§ **WORK INSTRUCTIONS**: All of the records below need to be copied exactly.

§ **DATA RECORDS**:

= = = =

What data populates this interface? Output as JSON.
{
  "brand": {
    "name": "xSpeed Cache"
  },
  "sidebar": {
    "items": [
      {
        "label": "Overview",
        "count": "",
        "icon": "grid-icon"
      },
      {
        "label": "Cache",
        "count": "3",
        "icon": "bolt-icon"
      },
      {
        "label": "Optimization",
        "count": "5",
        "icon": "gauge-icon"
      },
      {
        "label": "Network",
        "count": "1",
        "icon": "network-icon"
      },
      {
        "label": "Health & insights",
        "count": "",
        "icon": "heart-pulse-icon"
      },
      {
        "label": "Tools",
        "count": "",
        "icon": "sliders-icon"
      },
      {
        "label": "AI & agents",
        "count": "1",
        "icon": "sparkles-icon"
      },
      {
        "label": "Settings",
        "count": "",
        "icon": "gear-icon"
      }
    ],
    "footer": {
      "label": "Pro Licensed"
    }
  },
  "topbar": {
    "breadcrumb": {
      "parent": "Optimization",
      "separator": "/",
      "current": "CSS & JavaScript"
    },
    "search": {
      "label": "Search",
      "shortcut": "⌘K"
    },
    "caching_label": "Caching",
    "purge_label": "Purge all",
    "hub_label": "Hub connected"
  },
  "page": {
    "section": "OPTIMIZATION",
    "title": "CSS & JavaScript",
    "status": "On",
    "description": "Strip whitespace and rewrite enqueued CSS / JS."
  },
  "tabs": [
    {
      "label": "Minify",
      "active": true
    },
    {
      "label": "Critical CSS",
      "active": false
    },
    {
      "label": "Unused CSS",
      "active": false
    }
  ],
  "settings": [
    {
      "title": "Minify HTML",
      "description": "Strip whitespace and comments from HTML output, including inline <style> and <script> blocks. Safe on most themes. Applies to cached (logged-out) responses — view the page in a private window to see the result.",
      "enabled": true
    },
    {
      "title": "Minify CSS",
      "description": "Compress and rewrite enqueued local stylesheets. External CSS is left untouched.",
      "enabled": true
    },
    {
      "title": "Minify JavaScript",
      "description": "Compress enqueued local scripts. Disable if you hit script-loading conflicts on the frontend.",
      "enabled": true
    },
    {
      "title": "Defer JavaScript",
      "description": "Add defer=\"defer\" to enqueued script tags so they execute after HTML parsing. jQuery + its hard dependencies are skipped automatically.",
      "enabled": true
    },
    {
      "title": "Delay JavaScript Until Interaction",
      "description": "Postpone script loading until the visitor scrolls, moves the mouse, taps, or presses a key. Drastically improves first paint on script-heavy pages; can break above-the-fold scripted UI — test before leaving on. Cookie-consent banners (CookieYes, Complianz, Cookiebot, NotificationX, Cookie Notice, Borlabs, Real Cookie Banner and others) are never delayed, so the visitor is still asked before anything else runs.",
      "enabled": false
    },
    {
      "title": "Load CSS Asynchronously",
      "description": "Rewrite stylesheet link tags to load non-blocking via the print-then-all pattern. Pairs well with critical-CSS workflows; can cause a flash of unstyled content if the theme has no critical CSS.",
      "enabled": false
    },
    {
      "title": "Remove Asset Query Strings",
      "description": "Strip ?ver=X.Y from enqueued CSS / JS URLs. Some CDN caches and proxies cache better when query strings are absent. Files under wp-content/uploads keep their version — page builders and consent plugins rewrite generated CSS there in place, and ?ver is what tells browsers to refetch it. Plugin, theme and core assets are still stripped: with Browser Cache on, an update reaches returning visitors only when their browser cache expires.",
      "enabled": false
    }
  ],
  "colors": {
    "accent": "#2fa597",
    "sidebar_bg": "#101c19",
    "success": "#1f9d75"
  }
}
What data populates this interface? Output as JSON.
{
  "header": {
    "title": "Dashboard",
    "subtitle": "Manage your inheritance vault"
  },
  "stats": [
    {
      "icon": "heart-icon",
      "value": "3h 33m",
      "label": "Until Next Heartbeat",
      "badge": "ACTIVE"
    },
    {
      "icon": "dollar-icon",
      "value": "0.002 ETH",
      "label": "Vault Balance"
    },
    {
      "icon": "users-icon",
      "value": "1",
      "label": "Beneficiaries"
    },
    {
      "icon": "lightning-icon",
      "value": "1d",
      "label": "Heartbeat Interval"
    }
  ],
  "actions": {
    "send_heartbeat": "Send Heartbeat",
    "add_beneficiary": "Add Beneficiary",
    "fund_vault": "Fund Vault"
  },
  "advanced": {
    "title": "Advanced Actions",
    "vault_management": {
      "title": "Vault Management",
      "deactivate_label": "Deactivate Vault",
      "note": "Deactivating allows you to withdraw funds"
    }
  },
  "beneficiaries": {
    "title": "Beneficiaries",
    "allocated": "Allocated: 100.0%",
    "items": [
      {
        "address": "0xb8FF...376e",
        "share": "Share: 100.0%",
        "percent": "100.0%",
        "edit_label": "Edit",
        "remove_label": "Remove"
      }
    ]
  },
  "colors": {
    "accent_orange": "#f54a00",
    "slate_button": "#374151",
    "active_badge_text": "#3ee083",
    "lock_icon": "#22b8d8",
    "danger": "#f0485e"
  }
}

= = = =

§ **RESULT OF THIS TASK**:
What data populates this interface? Output as JSON.
{
  "brand": {
    "name": "xSpeed Cache"
  },
  "sidebar": {
    "items": [
      {
        "label": "Overview",
        "count": "",
        "icon": "grid-icon"
      },
      {
        "label": "Cache",
        "count": "3",
        "icon": "bolt-icon"
      },
      {
        "label": "Optimization",
        "count": "5",
        "icon": "gauge-icon"
      },
      {
        "label": "Network",
        "count": "1",
        "icon": "network-icon"
      },
      {
        "label": "Health & insights",
        "count": "",
        "icon": "heart-pulse-icon"
      },
      {
        "label": "Tools",
        "count": "",
        "icon": "sliders-icon"
      },
      {
        "label": "AI & agents",
        "count": "1",
        "icon": "sparkles-icon"
      },
      {
        "label": "Settings",
        "count": "",
        "icon": "gear-icon"
      }
    ],
    "footer": {
      "label": "Pro Licensed"
    }
  },
  "topbar": {
    "breadcrumb": {
      "parent": "Optimization",
      "separator": "/",
      "current": "CSS & JavaScript"
    },
    "search": {
      "label": "Search",
      "shortcut": "⌘K"
    },
    "caching_label": "Caching",
    "purge_label": "Purge all",
    "hub_label": "Hub connected"
  },
  "page": {
    "section": "OPTIMIZATION",
    "title": "CSS & JavaScript",
    "status": "On",
    "description": "Strip whitespace and rewrite enqueued CSS / JS."
  },
  "tabs": [
    {
      "label": "Minify",
      "active": true
    },
    {
      "label": "Critical CSS",
      "active": false
    },
    {
      "label": "Unused CSS",
      "active": false
    }
  ],
  "settings": [
    {
      "title": "Minify HTML",
      "description": "Strip whitespace and comments from HTML output, including inline <style> and <script> blocks. Safe on most themes. Applies to cached (logged-out) responses — view the page in a private window to see the result.",
      "enabled": true
    },
    {
      "title": "Minify CSS",
      "description": "Compress and rewrite enqueued local stylesheets. External CSS is left untouched.",
      "enabled": true
    },
    {
      "title": "Minify JavaScript",
      "description": "Compress enqueued local scripts. Disable if you hit script-loading conflicts on the frontend.",
      "enabled": true
    },
    {
      "title": "Defer JavaScript",
      "description": "Add defer=\"defer\" to enqueued script tags so they execute after HTML parsing. jQuery + its hard dependencies are skipped automatically.",
      "enabled": true
    },
    {
      "title": "Delay JavaScript Until Interaction",
      "description": "Postpone script loading until the visitor scrolls, moves the mouse, taps, or presses a key. Drastically improves first paint on script-heavy pages; can break above-the-fold scripted UI — test before leaving on. Cookie-consent banners (CookieYes, Complianz, Cookiebot, NotificationX, Cookie Notice, Borlabs, Real Cookie Banner and others) are never delayed, so the visitor is still asked before anything else runs.",
      "enabled": false
    },
    {
      "title": "Load CSS Asynchronously",
      "description": "Rewrite stylesheet link tags to load non-blocking via the print-then-all pattern. Pairs well with critical-CSS workflows; can cause a flash of unstyled content if the theme has no critical CSS.",
      "enabled": false
    },
    {
      "title": "Remove Asset Query Strings",
      "description": "Strip ?ver=X.Y from enqueued CSS / JS URLs. Some CDN caches and proxies cache better when query strings are absent. Files under wp-content/uploads keep their version — page builders and consent plugins rewrite generated CSS there in place, and ?ver is what tells browsers to refetch it. Plugin, theme and core assets are still stripped: with Browser Cache on, an update reaches returning visitors only when their browser cache expires.",
      "enabled": false
    }
  ],
  "colors": {
    "accent": "#2fa597",
    "sidebar_bg": "#101c19",
    "success": "#1f9d75"
  }
}
What data populates this interface? Output as JSON.
{
  "header": {
    "title": "Dashboard",
    "subtitle": "Manage your inheritance vault"
  },
  "stats": [
    {
      "icon": "heart-icon",
      "value": "3h 33m",
      "label": "Until Next Heartbeat",
      "badge": "ACTIVE"
    },
    {
      "icon": "dollar-icon",
      "value": "0.002 ETH",
      "label": "Vault Balance"
    },
    {
      "icon": "users-icon",
      "value": "1",
      "label": "Beneficiaries"
    },
    {
      "icon": "lightning-icon",
      "value": "1d",
      "label": "Heartbeat Interval"
    }
  ],
  "actions": {
    "send_heartbeat": "Send Heartbeat",
    "add_beneficiary": "Add Beneficiary",
    "fund_vault": "Fund Vault"
  },
  "advanced": {
    "title": "Advanced Actions",
    "vault_management": {
      "title": "Vault Management",
      "deactivate_label": "Deactivate Vault",
      "note": "Deactivating allows you to withdraw funds"
    }
  },
  "beneficiaries": {
    "title": "Beneficiaries",
    "allocated": "Allocated: 100.0%",
    "items": [
      {
        "address": "0xb8FF...376e",
        "share": "Share: 100.0%",
        "percent": "100.0%",
        "edit_label": "Edit",
        "remove_label": "Remove"
      }
    ]
  },
  "colors": {
    "accent_orange": "#f54a00",
    "slate_button": "#374151",
    "active_badge_text": "#3ee083",
    "lock_icon": "#22b8d8",
    "danger": "#f0485e"
  }
}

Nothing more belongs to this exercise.